***** Supplied material
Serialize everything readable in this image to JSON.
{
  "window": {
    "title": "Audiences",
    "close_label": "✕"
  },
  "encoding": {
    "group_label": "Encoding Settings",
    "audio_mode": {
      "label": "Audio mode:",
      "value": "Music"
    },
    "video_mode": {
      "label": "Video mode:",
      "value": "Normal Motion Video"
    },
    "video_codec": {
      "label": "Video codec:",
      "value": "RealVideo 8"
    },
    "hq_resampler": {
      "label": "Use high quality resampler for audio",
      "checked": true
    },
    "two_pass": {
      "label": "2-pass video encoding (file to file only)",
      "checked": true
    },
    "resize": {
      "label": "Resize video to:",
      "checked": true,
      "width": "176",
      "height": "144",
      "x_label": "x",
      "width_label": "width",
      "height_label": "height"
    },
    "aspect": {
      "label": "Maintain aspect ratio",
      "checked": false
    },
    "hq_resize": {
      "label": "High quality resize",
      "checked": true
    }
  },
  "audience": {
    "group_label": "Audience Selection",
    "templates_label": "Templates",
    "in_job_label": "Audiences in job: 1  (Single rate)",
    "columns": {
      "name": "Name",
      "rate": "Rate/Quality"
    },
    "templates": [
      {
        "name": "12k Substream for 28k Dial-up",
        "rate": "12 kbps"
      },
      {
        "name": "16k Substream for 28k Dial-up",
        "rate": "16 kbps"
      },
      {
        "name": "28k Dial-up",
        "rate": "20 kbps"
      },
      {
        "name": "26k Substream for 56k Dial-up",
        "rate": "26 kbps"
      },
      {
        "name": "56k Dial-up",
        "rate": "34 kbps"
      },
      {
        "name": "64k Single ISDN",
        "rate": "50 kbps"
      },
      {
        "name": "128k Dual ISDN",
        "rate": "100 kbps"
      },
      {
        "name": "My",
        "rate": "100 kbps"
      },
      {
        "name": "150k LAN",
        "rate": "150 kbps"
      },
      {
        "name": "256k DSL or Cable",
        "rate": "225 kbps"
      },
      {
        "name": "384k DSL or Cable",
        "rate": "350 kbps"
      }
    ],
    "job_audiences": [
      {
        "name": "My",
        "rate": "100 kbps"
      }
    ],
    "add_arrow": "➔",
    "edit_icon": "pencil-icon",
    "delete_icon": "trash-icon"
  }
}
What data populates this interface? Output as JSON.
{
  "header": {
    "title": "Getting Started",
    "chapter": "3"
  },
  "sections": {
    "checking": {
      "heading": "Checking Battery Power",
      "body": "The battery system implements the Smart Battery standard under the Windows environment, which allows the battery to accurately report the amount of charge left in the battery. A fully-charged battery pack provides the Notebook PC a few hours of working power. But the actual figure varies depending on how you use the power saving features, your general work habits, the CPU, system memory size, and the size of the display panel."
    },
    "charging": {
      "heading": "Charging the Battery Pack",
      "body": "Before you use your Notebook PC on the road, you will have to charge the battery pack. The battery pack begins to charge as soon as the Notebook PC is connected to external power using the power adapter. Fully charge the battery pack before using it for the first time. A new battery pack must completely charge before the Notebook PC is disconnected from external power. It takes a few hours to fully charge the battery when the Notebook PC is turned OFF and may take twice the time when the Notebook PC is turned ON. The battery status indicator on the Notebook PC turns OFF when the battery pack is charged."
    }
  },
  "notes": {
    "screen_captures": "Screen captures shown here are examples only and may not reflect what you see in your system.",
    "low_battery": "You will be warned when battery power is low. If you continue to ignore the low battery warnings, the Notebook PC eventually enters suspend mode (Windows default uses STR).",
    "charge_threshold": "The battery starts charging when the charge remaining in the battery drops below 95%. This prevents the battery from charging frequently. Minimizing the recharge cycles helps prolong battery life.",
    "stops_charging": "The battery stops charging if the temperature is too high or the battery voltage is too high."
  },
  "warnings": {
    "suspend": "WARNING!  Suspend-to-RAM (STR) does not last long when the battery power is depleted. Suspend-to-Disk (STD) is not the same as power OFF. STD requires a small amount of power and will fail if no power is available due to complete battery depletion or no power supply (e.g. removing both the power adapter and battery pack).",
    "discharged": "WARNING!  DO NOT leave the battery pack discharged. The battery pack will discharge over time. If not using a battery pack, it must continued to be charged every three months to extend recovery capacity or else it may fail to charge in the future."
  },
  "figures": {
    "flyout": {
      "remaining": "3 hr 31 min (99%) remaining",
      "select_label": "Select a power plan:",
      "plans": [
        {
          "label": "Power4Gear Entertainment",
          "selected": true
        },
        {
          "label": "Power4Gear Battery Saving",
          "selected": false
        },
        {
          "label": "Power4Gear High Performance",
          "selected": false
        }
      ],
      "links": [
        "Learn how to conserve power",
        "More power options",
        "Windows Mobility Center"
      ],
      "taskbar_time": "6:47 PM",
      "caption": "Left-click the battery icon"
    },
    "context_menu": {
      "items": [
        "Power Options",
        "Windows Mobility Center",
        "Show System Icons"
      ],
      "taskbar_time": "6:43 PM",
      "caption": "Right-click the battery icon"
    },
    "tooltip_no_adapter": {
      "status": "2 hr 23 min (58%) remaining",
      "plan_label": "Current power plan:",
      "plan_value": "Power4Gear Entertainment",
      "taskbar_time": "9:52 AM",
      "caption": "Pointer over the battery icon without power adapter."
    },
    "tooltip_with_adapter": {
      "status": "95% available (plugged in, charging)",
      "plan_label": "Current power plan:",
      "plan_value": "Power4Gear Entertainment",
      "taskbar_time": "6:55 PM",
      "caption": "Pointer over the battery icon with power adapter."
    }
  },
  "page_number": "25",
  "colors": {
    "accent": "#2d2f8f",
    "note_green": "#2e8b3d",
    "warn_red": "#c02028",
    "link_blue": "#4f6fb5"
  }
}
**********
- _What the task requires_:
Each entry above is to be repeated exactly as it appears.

- _Response area_:
Serialize everything readable in this image to JSON.
{
  "window": {
    "title": "Audiences",
    "close_label": "✕"
  },
  "encoding": {
    "group_label": "Encoding Settings",
    "audio_mode": {
      "label": "Audio mode:",
      "value": "Music"
    },
    "video_mode": {
      "label": "Video mode:",
      "value": "Normal Motion Video"
    },
    "video_codec": {
      "label": "Video codec:",
      "value": "RealVideo 8"
    },
    "hq_resampler": {
      "label": "Use high quality resampler for audio",
      "checked": true
    },
    "two_pass": {
      "label": "2-pass video encoding (file to file only)",
      "checked": true
    },
    "resize": {
      "label": "Resize video to:",
      "checked": true,
      "width": "176",
      "height": "144",
      "x_label": "x",
      "width_label": "width",
      "height_label": "height"
    },
    "aspect": {
      "label": "Maintain aspect ratio",
      "checked": false
    },
    "hq_resize": {
      "label": "High quality resize",
      "checked": true
    }
  },
  "audience": {
    "group_label": "Audience Selection",
    "templates_label": "Templates",
    "in_job_label": "Audiences in job: 1  (Single rate)",
    "columns": {
      "name": "Name",
      "rate": "Rate/Quality"
    },
    "templates": [
      {
        "name": "12k Substream for 28k Dial-up",
        "rate": "12 kbps"
      },
      {
        "name": "16k Substream for 28k Dial-up",
        "rate": "16 kbps"
      },
      {
        "name": "28k Dial-up",
        "rate": "20 kbps"
      },
      {
        "name": "26k Substream for 56k Dial-up",
        "rate": "26 kbps"
      },
      {
        "name": "56k Dial-up",
        "rate": "34 kbps"
      },
      {
        "name": "64k Single ISDN",
        "rate": "50 kbps"
      },
      {
        "name": "128k Dual ISDN",
        "rate": "100 kbps"
      },
      {
        "name": "My",
        "rate": "100 kbps"
      },
      {
        "name": "150k LAN",
        "rate": "150 kbps"
      },
      {
        "name": "256k DSL or Cable",
        "rate": "225 kbps"
      },
      {
        "name": "384k DSL or Cable",
        "rate": "350 kbps"
      }
    ],
    "job_audiences": [
      {
        "name": "My",
        "rate": "100 kbps"
      }
    ],
    "add_arrow": "➔",
    "edit_icon": "pencil-icon",
    "delete_icon": "trash-icon"
  }
}
What data populates this interface? Output as JSON.
{
  "header": {
    "title": "Getting Started",
    "chapter": "3"
  },
  "sections": {
    "checking": {
      "heading": "Checking Battery Power",
      "body": "The battery system implements the Smart Battery standard under the Windows environment, which allows the battery to accurately report the amount of charge left in the battery. A fully-charged battery pack provides the Notebook PC a few hours of working power. But the actual figure varies depending on how you use the power saving features, your general work habits, the CPU, system memory size, and the size of the display panel."
    },
    "charging": {
      "heading": "Charging the Battery Pack",
      "body": "Before you use your Notebook PC on the road, you will have to charge the battery pack. The battery pack begins to charge as soon as the Notebook PC is connected to external power using the power adapter. Fully charge the battery pack before using it for the first time. A new battery pack must completely charge before the Notebook PC is disconnected from external power. It takes a few hours to fully charge the battery when the Notebook PC is turned OFF and may take twice the time when the Notebook PC is turned ON. The battery status indicator on the Notebook PC turns OFF when the battery pack is charged."
    }
  },
  "notes": {
    "screen_captures": "Screen captures shown here are examples only and may not reflect what you see in your system.",
    "low_battery": "You will be warned when battery power is low. If you continue to ignore the low battery warnings, the Notebook PC eventually enters suspend mode (Windows default uses STR).",
    "charge_threshold": "The battery starts charging when the charge remaining in the battery drops below 95%. This prevents the battery from charging frequently. Minimizing the recharge cycles helps prolong battery life.",
    "stops_charging": "The battery stops charging if the temperature is too high or the battery voltage is too high."
  },
  "warnings": {
    "suspend": "WARNING!  Suspend-to-RAM (STR) does not last long when the battery power is depleted. Suspend-to-Disk (STD) is not the same as power OFF. STD requires a small amount of power and will fail if no power is available due to complete battery depletion or no power supply (e.g. removing both the power adapter and battery pack).",
    "discharged": "WARNING!  DO NOT leave the battery pack discharged. The battery pack will discharge over time. If not using a battery pack, it must continued to be charged every three months to extend recovery capacity or else it may fail to charge in the future."
  },
  "figures": {
    "flyout": {
      "remaining": "3 hr 31 min (99%) remaining",
      "select_label": "Select a power plan:",
      "plans": [
        {
          "label": "Power4Gear Entertainment",
          "selected": true
        },
        {
          "label": "Power4Gear Battery Saving",
          "selected": false
        },
        {
          "label": "Power4Gear High Performance",
          "selected": false
        }
      ],
      "links": [
        "Learn how to conserve power",
        "More power options",
        "Windows Mobility Center"
      ],
      "taskbar_time": "6:47 PM",
      "caption": "Left-click the battery icon"
    },
    "context_menu": {
      "items": [
        "Power Options",
        "Windows Mobility Center",
        "Show System Icons"
      ],
      "taskbar_time": "6:43 PM",
      "caption": "Right-click the battery icon"
    },
    "tooltip_no_adapter": {
      "status": "2 hr 23 min (58%) remaining",
      "plan_label": "Current power plan:",
      "plan_value": "Power4Gear Entertainment",
      "taskbar_time": "9:52 AM",
      "caption": "Pointer over the battery icon without power adapter."
    },
    "tooltip_with_adapter": {
      "status": "95% available (plugged in, charging)",
      "plan_label": "Current power plan:",
      "plan_value": "Power4Gear Entertainment",
      "taskbar_time": "6:55 PM",
      "caption": "Pointer over the battery icon with power adapter."
    }
  },
  "page_number": "25",
  "colors": {
    "accent": "#2d2f8f",
    "note_green": "#2e8b3d",
    "warn_red": "#c02028",
    "link_blue": "#4f6fb5"
  }
}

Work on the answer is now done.